Problem requirements
Find the word "Collection" below. Copy each line that has it.

━━━ Excerpted data ━━━

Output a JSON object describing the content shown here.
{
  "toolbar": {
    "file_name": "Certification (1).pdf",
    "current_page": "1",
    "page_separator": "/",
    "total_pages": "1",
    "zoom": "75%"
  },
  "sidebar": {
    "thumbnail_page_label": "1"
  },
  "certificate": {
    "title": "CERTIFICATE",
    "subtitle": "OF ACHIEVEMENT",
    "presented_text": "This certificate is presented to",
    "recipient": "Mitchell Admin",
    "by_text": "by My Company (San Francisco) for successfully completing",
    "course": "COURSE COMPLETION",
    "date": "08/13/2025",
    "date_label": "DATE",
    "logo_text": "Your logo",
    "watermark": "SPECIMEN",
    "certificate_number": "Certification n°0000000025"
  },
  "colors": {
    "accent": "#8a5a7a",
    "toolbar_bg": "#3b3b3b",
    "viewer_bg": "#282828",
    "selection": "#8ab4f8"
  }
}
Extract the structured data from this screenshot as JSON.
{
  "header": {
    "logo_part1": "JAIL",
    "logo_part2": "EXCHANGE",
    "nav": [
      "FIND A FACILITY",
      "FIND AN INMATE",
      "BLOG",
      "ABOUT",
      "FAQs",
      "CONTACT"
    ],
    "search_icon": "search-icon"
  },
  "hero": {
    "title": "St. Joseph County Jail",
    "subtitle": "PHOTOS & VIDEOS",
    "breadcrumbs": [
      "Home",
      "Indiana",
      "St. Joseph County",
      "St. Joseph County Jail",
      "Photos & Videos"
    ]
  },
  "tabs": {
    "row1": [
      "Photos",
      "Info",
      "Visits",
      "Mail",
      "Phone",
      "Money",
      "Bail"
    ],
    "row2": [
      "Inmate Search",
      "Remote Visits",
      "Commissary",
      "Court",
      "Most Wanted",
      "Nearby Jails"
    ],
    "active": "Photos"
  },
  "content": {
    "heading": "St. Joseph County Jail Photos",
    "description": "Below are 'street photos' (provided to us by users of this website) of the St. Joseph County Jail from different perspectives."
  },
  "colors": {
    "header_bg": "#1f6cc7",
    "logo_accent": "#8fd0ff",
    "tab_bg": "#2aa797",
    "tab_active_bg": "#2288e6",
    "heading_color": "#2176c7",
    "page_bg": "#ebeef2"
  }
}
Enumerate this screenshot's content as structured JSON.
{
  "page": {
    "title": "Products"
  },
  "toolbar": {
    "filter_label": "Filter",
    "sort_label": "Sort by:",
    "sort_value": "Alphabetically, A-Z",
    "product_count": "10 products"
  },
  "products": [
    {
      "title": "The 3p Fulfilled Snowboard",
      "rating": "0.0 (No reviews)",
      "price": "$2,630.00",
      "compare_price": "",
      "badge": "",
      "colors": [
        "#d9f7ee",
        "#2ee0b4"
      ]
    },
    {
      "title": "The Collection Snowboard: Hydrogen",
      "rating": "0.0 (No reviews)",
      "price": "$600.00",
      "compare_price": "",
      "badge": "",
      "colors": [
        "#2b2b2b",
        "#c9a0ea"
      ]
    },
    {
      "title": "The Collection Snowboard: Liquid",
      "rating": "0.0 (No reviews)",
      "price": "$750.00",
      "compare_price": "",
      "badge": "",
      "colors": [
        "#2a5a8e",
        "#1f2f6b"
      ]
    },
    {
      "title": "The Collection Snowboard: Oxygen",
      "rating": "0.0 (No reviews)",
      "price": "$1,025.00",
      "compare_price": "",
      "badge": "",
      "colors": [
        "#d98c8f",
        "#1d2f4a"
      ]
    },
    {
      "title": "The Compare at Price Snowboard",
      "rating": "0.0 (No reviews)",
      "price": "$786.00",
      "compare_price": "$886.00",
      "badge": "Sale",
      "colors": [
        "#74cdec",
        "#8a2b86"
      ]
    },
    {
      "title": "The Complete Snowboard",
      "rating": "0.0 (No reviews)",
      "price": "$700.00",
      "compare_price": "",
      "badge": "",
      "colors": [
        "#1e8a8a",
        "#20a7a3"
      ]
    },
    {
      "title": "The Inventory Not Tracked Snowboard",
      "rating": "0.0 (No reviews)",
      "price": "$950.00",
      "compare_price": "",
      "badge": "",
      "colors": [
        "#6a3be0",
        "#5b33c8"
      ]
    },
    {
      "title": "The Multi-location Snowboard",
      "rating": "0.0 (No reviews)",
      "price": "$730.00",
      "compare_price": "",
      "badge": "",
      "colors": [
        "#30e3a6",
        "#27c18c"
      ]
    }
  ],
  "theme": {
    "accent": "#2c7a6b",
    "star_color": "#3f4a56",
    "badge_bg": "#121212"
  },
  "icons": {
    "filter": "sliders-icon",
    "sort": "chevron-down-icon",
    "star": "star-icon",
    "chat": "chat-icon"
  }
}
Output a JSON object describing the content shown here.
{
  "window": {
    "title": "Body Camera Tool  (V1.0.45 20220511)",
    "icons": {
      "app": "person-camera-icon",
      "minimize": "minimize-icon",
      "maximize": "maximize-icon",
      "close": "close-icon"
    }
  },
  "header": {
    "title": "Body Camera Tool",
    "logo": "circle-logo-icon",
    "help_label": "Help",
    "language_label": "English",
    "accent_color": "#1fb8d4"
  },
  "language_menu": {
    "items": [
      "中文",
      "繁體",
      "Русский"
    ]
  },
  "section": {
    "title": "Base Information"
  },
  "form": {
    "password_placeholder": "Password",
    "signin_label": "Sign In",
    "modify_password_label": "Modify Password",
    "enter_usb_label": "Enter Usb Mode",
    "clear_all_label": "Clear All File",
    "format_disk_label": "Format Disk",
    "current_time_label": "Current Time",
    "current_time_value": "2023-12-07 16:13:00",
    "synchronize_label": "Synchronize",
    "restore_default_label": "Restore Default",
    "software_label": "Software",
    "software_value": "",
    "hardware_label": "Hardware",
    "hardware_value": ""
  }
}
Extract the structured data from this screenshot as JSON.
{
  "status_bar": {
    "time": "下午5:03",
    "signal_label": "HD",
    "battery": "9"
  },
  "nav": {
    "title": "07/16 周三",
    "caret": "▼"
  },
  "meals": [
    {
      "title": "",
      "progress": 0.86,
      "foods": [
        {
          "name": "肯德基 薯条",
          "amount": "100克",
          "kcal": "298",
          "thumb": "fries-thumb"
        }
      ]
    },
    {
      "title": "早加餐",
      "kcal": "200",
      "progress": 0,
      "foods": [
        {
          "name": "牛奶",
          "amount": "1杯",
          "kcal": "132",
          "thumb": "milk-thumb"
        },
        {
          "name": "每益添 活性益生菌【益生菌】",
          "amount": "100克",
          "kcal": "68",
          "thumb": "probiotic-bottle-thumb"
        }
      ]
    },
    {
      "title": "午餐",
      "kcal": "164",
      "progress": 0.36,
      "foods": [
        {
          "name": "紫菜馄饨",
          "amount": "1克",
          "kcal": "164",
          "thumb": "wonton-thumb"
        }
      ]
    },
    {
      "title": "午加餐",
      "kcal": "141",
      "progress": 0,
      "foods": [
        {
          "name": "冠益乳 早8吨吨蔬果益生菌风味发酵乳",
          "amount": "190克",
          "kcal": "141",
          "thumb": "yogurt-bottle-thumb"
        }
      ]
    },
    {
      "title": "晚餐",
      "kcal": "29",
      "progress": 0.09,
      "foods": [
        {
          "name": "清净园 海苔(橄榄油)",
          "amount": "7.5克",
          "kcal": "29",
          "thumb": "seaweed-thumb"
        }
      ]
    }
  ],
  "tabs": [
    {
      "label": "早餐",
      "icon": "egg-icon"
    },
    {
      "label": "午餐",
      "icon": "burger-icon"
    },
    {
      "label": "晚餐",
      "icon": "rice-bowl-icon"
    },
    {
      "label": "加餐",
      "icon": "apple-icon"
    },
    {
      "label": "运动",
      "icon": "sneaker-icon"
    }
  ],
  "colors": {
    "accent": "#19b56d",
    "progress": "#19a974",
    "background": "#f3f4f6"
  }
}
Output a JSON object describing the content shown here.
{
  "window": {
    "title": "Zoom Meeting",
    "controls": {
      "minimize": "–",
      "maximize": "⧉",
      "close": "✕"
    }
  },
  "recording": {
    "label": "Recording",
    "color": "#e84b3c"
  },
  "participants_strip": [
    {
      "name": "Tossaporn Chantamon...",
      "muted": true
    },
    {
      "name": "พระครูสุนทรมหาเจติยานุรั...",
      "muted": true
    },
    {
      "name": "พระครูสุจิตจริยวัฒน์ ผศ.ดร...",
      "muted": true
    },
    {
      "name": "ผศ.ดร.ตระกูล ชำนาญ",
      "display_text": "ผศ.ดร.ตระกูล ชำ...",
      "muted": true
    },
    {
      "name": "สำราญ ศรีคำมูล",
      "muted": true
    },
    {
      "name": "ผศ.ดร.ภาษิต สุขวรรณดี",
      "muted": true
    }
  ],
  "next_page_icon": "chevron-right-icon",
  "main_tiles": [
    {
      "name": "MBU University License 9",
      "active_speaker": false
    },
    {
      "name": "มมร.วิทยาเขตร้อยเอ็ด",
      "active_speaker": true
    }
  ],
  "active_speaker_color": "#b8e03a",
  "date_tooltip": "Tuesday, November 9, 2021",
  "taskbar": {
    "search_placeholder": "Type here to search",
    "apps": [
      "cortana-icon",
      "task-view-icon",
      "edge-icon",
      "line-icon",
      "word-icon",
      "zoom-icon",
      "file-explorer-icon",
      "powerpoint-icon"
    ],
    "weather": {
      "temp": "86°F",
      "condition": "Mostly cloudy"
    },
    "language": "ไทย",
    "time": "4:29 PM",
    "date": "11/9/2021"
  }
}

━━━

Result
      "title": "The Collection Snowboard: Hydrogen",
      "title": "The Collection Snowboard: Liquid",
      "title": "The Collection Snowboard: Oxygen",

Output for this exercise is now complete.